## WORK TO COMPLETE
Determine how many lines in the records hold the word "Search". Return the number alone.

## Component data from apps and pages
··········

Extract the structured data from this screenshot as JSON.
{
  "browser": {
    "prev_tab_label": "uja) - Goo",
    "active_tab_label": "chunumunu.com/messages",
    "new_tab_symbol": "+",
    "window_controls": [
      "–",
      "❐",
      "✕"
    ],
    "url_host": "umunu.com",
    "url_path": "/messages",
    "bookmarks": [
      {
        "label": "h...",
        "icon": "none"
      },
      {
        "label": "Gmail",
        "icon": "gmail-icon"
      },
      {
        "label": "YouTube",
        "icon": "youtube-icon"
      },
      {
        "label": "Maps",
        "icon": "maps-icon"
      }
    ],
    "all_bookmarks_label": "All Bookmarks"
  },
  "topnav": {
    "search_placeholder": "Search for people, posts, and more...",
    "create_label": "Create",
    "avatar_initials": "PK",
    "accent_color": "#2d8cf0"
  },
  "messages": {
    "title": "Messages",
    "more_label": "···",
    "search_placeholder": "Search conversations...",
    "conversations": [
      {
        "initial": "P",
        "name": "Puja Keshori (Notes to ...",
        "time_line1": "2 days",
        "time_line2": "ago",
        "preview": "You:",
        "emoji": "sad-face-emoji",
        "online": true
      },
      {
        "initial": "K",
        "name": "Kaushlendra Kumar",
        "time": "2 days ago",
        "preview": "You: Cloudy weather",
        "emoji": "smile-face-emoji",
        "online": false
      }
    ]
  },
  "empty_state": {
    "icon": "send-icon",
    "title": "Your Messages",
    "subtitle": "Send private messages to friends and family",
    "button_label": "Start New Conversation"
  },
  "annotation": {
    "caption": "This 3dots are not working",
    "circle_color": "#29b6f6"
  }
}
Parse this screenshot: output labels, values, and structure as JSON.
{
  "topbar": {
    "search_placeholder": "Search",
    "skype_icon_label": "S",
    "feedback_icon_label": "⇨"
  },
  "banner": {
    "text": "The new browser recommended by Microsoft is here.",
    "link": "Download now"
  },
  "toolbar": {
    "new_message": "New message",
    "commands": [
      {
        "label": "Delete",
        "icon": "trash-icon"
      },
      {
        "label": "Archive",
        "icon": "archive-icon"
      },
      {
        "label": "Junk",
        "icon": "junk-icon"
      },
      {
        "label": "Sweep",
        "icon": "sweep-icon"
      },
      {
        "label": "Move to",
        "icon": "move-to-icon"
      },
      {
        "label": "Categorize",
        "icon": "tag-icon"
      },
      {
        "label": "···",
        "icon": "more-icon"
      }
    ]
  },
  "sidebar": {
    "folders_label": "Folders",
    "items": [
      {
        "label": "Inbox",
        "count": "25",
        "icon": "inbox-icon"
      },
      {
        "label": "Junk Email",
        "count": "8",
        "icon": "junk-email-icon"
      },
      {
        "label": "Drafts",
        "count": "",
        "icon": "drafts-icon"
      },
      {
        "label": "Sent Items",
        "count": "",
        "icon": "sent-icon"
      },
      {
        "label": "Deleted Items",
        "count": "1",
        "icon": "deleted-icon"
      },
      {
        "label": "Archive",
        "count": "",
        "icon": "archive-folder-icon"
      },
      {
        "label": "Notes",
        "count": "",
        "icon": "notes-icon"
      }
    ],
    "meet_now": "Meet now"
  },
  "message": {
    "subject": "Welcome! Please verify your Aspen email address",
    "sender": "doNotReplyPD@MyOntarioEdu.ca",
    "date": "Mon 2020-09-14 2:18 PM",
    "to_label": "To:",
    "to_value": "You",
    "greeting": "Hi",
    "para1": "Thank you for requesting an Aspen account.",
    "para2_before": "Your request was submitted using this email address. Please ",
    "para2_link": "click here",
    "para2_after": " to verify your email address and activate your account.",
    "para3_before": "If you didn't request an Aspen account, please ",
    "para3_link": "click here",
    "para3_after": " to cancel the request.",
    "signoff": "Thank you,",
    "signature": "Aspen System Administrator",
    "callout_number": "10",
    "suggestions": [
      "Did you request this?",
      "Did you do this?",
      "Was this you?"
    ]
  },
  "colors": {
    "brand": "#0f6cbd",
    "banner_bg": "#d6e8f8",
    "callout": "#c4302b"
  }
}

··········

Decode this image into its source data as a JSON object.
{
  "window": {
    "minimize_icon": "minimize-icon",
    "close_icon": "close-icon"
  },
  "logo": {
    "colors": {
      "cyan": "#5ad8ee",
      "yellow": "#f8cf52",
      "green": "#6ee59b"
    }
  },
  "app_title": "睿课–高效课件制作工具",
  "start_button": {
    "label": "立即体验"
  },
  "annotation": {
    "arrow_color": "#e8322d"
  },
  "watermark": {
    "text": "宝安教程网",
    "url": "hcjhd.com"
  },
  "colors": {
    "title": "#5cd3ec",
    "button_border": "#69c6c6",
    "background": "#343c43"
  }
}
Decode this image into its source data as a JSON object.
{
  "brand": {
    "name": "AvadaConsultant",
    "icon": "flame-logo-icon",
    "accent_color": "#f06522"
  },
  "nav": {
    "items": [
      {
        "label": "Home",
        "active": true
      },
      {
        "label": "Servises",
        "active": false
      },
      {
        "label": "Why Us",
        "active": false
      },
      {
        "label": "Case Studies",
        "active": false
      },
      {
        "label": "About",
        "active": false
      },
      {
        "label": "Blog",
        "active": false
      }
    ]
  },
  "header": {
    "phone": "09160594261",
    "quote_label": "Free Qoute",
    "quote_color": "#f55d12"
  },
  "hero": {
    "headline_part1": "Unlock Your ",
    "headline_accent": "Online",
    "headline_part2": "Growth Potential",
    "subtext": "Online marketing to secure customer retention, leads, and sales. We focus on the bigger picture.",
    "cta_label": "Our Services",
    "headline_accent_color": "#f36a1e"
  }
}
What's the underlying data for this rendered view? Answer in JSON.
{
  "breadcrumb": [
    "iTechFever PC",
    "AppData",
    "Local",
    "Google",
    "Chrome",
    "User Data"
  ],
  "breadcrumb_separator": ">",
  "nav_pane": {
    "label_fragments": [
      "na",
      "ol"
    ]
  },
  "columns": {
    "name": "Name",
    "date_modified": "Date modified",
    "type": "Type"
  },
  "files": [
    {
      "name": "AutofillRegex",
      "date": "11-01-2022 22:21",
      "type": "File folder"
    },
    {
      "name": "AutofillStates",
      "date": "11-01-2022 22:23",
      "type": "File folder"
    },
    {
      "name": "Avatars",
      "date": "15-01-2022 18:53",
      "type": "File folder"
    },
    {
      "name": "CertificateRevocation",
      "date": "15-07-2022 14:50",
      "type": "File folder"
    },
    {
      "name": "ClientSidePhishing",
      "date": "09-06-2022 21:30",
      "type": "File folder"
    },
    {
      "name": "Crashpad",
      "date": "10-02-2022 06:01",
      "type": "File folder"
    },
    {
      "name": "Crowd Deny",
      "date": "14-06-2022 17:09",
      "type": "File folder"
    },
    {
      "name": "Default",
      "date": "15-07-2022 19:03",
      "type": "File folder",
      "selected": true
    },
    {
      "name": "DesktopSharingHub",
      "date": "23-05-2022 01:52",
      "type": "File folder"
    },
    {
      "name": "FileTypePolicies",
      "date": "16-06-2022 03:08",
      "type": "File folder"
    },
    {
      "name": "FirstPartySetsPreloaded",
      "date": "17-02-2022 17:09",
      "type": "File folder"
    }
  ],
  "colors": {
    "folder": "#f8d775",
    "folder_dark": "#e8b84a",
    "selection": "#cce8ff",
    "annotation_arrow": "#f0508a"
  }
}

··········

## COMPLETED TASK
3